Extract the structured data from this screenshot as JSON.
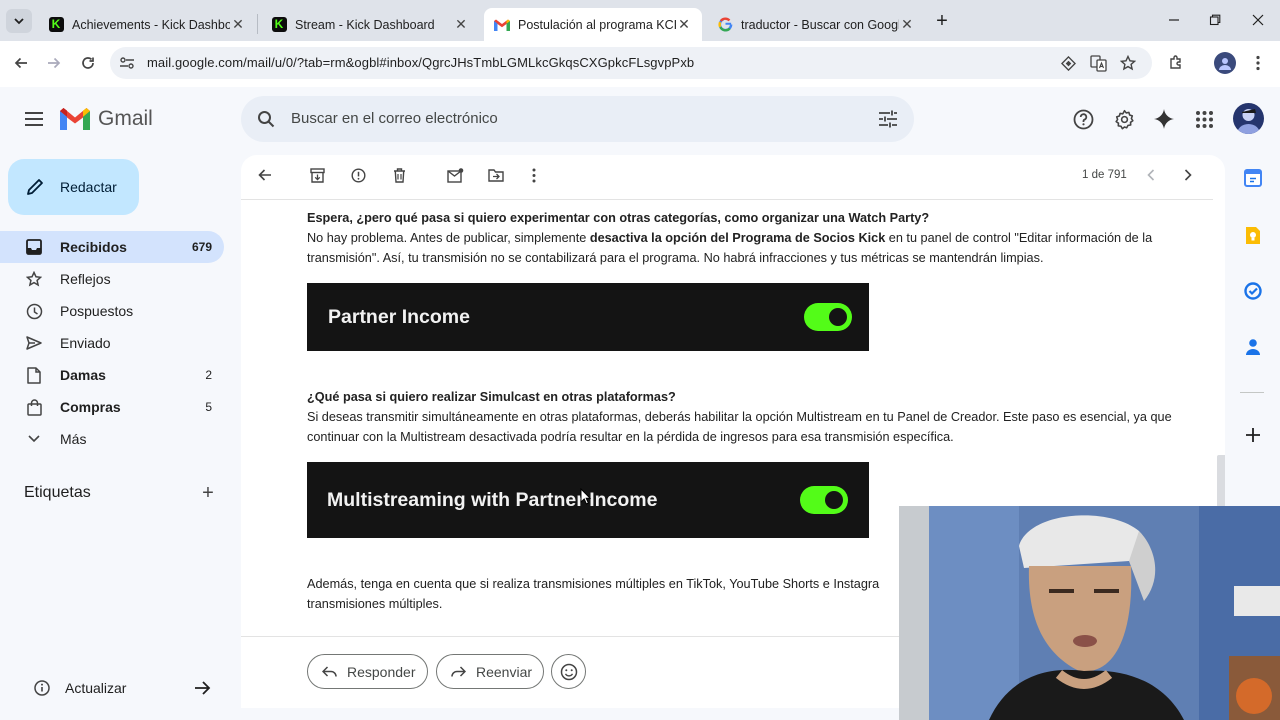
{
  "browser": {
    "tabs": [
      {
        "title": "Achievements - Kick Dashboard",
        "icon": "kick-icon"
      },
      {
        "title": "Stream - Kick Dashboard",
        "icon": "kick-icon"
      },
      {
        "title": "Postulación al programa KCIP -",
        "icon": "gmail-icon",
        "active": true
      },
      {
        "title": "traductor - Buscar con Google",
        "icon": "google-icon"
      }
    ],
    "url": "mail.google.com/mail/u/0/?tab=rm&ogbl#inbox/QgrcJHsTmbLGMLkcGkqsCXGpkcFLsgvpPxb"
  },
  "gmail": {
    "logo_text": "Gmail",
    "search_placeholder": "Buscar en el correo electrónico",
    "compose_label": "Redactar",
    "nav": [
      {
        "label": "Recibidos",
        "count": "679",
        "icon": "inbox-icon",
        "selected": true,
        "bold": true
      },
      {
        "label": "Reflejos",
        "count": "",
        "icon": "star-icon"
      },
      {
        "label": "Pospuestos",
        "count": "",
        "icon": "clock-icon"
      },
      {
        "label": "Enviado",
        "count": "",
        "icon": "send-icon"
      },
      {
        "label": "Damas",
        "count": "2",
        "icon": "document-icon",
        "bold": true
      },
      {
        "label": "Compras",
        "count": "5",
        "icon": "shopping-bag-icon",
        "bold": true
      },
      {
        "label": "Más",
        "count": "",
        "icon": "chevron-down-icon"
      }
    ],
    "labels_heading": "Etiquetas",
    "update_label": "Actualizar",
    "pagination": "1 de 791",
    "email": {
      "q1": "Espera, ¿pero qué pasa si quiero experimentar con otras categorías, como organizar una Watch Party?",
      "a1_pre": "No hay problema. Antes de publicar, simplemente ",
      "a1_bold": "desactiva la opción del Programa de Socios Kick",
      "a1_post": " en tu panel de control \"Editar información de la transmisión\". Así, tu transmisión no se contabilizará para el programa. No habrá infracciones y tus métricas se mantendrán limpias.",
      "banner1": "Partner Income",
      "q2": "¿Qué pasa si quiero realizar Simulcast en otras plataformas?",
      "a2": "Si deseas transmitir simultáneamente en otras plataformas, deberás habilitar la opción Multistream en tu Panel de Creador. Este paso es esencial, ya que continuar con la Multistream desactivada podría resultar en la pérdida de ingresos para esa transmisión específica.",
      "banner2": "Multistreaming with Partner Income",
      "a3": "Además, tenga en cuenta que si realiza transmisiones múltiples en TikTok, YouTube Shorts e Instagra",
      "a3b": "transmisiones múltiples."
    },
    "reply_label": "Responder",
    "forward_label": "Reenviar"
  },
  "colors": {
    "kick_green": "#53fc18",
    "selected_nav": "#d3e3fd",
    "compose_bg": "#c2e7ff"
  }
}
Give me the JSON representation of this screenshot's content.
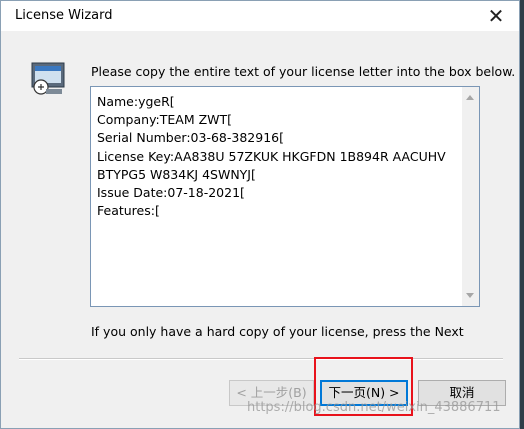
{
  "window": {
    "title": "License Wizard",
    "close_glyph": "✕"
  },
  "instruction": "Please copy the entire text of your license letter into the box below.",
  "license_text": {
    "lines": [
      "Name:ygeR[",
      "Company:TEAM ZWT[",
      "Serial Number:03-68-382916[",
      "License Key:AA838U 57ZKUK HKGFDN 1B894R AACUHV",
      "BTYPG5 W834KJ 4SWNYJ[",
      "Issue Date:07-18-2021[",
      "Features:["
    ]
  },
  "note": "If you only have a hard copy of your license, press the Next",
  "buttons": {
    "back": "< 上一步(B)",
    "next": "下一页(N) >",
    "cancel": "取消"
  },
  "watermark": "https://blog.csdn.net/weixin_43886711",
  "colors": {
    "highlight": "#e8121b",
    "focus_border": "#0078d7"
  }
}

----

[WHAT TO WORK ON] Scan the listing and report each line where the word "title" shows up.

[WRITTEN RESPONSE]
        "title": "Achievements - Kick Dashboard",
        "title": "Stream - Kick Dashboard",
        "title": "Postulación al programa KCIP -",
        "title": "traductor - Buscar con Google",
    "title": "License Wizard",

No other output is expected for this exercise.